▶ [Work to complete] State how many lines of the listing below include the word "AUDUSD". Give only the number.

▶ [Input records]
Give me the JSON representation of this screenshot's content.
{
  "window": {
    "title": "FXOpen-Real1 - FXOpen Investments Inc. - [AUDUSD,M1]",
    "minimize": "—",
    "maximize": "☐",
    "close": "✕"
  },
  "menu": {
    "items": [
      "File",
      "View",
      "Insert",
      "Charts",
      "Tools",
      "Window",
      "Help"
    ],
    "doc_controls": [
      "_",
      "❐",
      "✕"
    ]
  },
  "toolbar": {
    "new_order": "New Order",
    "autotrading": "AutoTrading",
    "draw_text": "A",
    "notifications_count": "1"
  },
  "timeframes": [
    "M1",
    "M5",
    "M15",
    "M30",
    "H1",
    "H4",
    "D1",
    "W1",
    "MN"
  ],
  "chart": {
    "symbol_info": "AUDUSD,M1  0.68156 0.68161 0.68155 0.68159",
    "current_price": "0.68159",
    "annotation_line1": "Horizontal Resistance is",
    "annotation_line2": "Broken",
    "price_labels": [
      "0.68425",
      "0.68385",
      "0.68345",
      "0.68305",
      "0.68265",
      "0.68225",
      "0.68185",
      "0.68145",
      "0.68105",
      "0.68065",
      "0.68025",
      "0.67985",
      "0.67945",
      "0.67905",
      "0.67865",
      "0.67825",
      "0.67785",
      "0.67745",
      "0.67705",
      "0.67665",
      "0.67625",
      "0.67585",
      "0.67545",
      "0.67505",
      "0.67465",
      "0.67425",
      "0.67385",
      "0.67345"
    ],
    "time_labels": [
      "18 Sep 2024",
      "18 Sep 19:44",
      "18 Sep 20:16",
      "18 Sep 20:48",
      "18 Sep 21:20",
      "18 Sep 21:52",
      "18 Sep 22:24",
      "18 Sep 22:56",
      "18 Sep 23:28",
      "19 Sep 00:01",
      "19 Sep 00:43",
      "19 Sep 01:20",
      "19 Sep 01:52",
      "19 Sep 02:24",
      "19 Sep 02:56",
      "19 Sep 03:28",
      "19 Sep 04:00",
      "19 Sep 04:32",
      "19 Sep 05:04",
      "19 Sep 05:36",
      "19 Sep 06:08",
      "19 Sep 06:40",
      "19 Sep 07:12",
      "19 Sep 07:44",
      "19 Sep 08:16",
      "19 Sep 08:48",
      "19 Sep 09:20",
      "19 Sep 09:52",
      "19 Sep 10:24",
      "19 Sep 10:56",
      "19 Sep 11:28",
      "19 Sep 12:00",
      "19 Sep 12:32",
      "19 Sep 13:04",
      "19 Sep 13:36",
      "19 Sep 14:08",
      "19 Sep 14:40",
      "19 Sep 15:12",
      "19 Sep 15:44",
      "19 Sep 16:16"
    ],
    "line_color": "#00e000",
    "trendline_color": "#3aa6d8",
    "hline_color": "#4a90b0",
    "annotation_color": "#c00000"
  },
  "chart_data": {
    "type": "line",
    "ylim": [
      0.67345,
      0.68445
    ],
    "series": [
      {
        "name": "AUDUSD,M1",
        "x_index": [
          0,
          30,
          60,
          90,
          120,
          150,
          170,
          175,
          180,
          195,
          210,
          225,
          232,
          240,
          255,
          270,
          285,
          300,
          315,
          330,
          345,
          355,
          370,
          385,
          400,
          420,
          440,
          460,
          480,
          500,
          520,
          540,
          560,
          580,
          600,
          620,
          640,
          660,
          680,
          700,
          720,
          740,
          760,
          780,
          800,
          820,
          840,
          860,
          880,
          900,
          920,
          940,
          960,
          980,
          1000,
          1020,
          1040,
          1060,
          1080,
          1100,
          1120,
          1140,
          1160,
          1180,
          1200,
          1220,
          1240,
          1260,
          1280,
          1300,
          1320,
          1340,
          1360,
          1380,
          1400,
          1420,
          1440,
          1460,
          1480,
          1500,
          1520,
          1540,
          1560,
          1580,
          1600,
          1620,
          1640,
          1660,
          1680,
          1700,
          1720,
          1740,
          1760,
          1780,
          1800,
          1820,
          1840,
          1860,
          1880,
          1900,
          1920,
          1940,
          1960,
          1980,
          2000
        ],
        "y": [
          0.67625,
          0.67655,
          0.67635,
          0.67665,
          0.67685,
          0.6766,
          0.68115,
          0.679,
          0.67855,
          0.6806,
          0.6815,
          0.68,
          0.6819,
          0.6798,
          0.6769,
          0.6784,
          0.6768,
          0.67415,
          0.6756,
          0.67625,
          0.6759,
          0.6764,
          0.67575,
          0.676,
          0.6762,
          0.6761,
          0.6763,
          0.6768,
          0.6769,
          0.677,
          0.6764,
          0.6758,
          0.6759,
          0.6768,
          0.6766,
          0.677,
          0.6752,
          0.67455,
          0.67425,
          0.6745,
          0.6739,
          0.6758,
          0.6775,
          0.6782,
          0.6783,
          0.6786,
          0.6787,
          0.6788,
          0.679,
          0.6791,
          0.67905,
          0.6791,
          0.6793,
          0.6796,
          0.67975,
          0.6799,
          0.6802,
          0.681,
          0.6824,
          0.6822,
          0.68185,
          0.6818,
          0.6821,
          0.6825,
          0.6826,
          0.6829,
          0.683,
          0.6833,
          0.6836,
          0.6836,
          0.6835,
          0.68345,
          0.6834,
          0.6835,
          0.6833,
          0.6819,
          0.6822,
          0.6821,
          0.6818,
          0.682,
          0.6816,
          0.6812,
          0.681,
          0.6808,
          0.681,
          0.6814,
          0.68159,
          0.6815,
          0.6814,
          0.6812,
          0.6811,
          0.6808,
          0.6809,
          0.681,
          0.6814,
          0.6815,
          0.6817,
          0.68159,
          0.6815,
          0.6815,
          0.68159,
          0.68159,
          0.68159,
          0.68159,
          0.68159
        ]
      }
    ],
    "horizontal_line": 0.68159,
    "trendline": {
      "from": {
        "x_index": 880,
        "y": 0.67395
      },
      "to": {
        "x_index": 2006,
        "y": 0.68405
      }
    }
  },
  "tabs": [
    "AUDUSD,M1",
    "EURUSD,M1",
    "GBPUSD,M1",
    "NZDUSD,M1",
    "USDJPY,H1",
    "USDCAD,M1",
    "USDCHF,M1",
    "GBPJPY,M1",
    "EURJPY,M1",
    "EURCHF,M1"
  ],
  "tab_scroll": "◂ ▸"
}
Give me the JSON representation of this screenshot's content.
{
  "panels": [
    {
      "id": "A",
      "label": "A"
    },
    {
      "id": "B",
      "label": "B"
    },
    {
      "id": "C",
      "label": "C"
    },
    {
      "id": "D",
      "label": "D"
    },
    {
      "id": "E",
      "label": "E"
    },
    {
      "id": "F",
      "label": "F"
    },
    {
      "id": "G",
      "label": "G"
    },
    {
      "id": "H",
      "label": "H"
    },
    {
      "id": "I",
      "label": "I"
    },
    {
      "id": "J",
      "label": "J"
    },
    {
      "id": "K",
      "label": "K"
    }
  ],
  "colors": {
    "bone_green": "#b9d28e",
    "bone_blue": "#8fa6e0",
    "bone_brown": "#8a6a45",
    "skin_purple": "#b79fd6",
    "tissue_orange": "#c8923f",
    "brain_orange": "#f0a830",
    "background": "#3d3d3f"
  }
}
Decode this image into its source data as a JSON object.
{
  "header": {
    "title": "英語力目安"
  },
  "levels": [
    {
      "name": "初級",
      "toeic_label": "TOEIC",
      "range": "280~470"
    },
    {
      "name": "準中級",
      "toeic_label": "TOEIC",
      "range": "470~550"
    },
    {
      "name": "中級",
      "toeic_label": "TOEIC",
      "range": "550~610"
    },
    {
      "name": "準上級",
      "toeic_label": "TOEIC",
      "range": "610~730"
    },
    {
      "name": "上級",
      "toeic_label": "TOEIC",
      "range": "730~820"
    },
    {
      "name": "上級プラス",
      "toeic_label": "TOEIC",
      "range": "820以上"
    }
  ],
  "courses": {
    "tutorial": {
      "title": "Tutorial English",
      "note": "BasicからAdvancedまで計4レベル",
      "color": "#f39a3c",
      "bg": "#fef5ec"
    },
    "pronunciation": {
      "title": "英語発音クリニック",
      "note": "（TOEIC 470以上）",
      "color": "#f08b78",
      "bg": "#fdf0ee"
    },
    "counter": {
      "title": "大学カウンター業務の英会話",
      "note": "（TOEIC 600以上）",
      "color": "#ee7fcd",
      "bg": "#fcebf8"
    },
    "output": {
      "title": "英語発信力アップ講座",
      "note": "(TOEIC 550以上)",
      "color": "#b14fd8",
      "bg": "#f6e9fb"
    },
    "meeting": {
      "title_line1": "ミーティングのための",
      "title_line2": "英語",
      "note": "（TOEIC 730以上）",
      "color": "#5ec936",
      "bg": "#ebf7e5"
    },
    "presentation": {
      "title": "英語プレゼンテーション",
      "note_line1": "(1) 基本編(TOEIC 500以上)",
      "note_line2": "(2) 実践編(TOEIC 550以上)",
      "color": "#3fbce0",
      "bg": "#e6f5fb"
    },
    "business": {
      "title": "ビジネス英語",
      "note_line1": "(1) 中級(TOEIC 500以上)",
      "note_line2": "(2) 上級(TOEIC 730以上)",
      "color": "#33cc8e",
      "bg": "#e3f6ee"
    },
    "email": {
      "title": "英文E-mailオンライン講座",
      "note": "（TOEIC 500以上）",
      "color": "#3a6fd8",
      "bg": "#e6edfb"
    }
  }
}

▶ [Expected answer] 4